The Kaiser Family Foundation’s Obamacare calculator, which has now been customized to the zip code level since yours truly worked with it in late September, estimates an unsubsidized “Silver Plan” premium of $187 per month ($2,239 per year). The Kaiser model tells us that to get his subsidized premium below the $100 per month mark seen in over half of the non-Obamacare plans, most of which have better coverage, our 22 year old will have to earn $21,300 per year or less, or $10.24 per hour for a full-time worker, assuming no overtime.
How about the 60 year old? Are you sure you want to know?
There are 23 Obamacare plans ranging in cost from $516 to $884. The cheapest Obamacare plan costs more than 56 of the 70 pre-Obamacare plans, and over twice as much as ten of them.
In return for having to pay far more than the private insurance market would charge individuals, the majority of whom, based on the most credible available data, do not have pre-existing conditions, those attempting to enroll in Obamacare, unlike those visiting eHealthInsurance, are being forced to cough up a plethora of personal information before they will receive a quote. One doesn’t have to be paranoid to recognize the fact that the system’s design will enable the government, armed with income-related information, to develop targeted lists of those who have created profiles but haven’t completed their purchase of a legally mandated product.
Unluckily for Team Obama, but perhaps fortunately for what’s left of Americans’ fundamental freedoms, the system’s design probably best explains why its performance has been so abysmal. Generating a quote based on four variables is one thing. Getting one based on dozens of them, accompanied by some attempt at verification — but not too much, based on the administration’s “honor system” posture concerning income-related data for the first go-round — is the $500 million-plus problem.
That’s right. The cost of Obamacare system development thus far, according to Digital Trends, has been over $500 million.
Obamacare has become the Big Dig of systems projects. Subtracting a generous 20% off the top for hardware and other equipment, the cited cost to date means that the government has spent about $400 million on programmers. That’s the equivalent of spending $100 per hour on an army of 1,000 programmers for two full years. What in the world has everyone been doing?
To add insult to injury, the administration outsourced the building of this costly contraption to CGI Group, a Canadian firm. CGI, whose U.S. operations are based in Northern Virginia, “just so happened” to increase the number of H-1B visas it requested from 172 in 2011 to 299 in 2012. It seems more than a little likely that the Obamacare project gave jobs to foreigners while needlessly leaving fully dozens or perhaps even hundreds of qualified citizen IT professionals on the unemployment line.
It gets even worse. CGI was “officially terminated in September 2012 by an Ontario government health agency after the firm missed three years of deadlines and failed to deliver the province’s flagship online medical registry.” Surely someone in the Washington government-media complex knew that CGI had gotten the boot in Ontario. Yet “somehow” this was never news in the U.S. Oh, I forgot. That was less than two months before the presidential election, and there was a blackout on anything not directly involved in trashing Mitt Romney or anyone who might dare support or vote for him.

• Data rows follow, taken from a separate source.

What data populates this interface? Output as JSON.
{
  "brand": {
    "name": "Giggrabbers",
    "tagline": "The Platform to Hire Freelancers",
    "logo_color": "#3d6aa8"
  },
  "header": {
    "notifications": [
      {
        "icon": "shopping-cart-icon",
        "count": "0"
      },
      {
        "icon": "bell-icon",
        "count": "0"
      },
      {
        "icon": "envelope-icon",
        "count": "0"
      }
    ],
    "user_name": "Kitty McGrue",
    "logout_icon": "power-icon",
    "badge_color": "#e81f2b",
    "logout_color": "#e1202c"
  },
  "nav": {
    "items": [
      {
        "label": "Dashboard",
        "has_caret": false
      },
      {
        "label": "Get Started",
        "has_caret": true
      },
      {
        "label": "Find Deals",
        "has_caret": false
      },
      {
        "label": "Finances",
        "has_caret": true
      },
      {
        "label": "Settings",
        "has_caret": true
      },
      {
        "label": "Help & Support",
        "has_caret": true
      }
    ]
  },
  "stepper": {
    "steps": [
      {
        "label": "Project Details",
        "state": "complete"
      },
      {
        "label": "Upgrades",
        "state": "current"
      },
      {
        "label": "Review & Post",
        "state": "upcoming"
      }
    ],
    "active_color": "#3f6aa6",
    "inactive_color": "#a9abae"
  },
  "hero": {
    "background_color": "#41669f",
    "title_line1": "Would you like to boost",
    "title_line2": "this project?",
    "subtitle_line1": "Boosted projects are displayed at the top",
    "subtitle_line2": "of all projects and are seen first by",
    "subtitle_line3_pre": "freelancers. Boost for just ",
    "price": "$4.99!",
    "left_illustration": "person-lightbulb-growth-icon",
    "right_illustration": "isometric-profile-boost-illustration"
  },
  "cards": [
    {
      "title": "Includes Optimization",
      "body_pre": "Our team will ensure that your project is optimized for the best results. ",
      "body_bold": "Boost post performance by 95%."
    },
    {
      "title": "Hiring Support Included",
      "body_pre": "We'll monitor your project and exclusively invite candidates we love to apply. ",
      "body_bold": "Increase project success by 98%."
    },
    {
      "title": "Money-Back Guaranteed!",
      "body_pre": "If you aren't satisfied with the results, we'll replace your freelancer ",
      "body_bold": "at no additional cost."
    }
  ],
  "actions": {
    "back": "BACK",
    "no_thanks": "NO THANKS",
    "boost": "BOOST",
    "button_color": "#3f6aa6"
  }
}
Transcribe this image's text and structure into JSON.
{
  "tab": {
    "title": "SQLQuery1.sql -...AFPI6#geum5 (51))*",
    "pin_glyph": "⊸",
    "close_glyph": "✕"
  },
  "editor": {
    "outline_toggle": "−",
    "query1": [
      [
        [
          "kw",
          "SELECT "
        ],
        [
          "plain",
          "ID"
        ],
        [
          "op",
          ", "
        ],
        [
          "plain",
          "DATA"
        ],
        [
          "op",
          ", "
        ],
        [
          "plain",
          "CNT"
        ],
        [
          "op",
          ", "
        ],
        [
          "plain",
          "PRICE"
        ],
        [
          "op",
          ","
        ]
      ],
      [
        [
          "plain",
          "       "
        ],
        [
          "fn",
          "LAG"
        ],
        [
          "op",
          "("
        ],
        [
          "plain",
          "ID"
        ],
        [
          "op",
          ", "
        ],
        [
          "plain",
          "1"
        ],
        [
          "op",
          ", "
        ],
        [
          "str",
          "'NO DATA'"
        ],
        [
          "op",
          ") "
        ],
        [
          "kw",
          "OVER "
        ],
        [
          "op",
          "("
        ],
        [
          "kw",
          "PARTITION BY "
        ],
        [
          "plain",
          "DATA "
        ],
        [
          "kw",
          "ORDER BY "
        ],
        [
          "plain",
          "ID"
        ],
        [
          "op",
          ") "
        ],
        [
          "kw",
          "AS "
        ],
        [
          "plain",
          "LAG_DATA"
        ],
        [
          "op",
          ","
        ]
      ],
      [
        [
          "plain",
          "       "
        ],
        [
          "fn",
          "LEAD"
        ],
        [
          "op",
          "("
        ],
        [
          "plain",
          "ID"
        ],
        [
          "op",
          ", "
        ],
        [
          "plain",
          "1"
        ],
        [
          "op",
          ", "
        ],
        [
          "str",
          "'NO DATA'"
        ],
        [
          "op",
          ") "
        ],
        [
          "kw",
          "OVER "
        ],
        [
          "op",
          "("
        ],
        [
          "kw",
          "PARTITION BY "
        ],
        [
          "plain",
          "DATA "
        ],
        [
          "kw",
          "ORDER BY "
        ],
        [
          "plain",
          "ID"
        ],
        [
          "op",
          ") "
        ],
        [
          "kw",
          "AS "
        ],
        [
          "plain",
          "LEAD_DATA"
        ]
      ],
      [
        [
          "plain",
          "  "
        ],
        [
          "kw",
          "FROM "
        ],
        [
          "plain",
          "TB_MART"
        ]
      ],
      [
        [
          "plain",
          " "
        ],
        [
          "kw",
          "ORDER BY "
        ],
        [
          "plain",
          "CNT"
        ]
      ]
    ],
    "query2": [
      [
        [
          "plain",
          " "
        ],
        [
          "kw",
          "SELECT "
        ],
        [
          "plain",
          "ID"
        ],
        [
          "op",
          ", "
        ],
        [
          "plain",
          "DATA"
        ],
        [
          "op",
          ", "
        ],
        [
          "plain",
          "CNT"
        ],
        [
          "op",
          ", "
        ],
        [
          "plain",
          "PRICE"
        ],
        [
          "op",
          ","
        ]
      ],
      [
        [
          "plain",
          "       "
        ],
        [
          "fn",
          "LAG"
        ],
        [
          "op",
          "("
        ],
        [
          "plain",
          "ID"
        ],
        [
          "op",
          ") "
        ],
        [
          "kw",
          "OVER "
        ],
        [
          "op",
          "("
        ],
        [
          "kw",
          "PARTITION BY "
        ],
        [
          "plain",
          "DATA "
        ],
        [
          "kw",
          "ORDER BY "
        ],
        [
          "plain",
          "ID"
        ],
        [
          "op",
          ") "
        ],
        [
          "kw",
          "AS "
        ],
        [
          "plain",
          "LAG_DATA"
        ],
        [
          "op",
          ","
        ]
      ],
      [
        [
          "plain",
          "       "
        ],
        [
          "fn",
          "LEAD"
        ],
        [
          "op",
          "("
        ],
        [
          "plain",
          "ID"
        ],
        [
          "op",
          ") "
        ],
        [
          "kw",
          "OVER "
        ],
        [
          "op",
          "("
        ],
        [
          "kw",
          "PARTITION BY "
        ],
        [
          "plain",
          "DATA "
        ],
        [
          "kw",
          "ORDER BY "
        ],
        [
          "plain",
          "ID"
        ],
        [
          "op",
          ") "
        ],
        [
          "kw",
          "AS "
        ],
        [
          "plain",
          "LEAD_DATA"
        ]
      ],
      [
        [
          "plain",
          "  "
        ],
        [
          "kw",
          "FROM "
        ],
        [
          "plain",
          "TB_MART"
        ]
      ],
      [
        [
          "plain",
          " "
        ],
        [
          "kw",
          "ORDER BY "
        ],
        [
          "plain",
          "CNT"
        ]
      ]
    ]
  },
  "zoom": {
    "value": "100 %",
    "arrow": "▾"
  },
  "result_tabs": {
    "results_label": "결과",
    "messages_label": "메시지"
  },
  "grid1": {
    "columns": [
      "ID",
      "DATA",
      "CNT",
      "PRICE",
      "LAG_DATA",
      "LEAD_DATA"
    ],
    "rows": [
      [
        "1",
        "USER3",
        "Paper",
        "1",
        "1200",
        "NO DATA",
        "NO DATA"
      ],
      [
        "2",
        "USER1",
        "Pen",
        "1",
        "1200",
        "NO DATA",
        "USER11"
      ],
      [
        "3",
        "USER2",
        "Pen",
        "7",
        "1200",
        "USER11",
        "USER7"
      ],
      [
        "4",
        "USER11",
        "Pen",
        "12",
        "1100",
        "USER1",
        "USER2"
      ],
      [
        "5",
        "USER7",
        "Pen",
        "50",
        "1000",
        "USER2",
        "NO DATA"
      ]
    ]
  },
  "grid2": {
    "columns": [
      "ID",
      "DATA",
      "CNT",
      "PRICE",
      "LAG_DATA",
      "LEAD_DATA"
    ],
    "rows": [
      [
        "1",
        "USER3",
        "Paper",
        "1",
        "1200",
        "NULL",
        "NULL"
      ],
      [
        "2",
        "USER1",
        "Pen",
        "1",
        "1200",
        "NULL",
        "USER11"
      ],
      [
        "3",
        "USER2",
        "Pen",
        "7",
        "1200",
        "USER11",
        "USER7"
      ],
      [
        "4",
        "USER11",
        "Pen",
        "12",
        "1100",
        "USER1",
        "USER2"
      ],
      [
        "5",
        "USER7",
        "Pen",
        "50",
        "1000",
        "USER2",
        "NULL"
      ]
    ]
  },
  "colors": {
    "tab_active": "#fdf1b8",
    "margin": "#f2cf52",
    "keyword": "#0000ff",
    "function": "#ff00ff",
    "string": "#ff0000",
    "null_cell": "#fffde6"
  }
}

Obamacare’s enrollment system blowup is all anyone should need to justify delaying the individual mandate for a year to give developers — hopefully news ones — one last chance to get their act together. Or, far better, to give the American people one last chance to elect a Congress and Senate which will do everything it can to end this debacle once and for all.